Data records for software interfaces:
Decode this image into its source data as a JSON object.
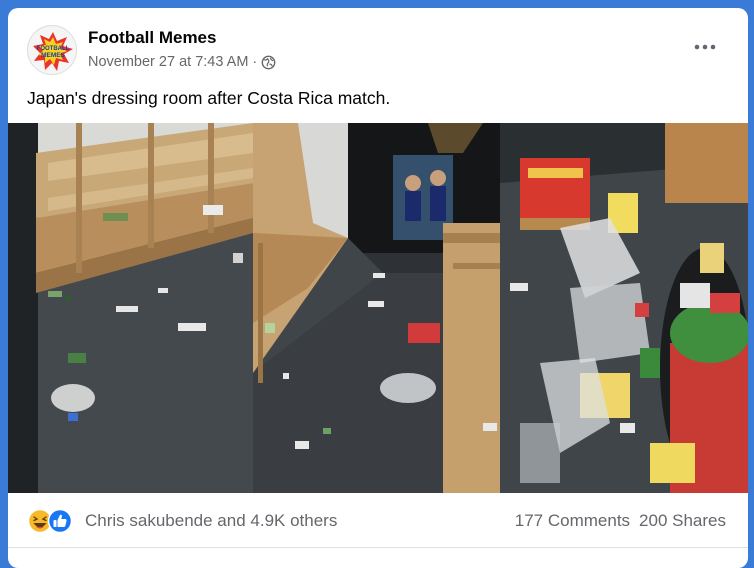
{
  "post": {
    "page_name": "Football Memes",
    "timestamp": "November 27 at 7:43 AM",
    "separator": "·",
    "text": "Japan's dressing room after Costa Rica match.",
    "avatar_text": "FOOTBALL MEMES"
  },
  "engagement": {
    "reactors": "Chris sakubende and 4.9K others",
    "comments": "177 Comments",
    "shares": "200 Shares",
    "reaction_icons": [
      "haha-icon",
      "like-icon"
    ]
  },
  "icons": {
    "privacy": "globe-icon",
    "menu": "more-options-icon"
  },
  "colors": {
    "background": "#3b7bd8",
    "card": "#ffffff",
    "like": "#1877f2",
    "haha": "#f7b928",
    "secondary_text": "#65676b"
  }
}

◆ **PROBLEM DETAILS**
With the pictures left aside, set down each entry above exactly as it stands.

◆ **RESULT**
Decode this image into its source data as a JSON object.
{
  "post": {
    "page_name": "Football Memes",
    "timestamp": "November 27 at 7:43 AM",
    "separator": "·",
    "text": "Japan's dressing room after Costa Rica match.",
    "avatar_text": "FOOTBALL MEMES"
  },
  "engagement": {
    "reactors": "Chris sakubende and 4.9K others",
    "comments": "177 Comments",
    "shares": "200 Shares",
    "reaction_icons": [
      "haha-icon",
      "like-icon"
    ]
  },
  "icons": {
    "privacy": "globe-icon",
    "menu": "more-options-icon"
  },
  "colors": {
    "background": "#3b7bd8",
    "card": "#ffffff",
    "like": "#1877f2",
    "haha": "#f7b928",
    "secondary_text": "#65676b"
  }
}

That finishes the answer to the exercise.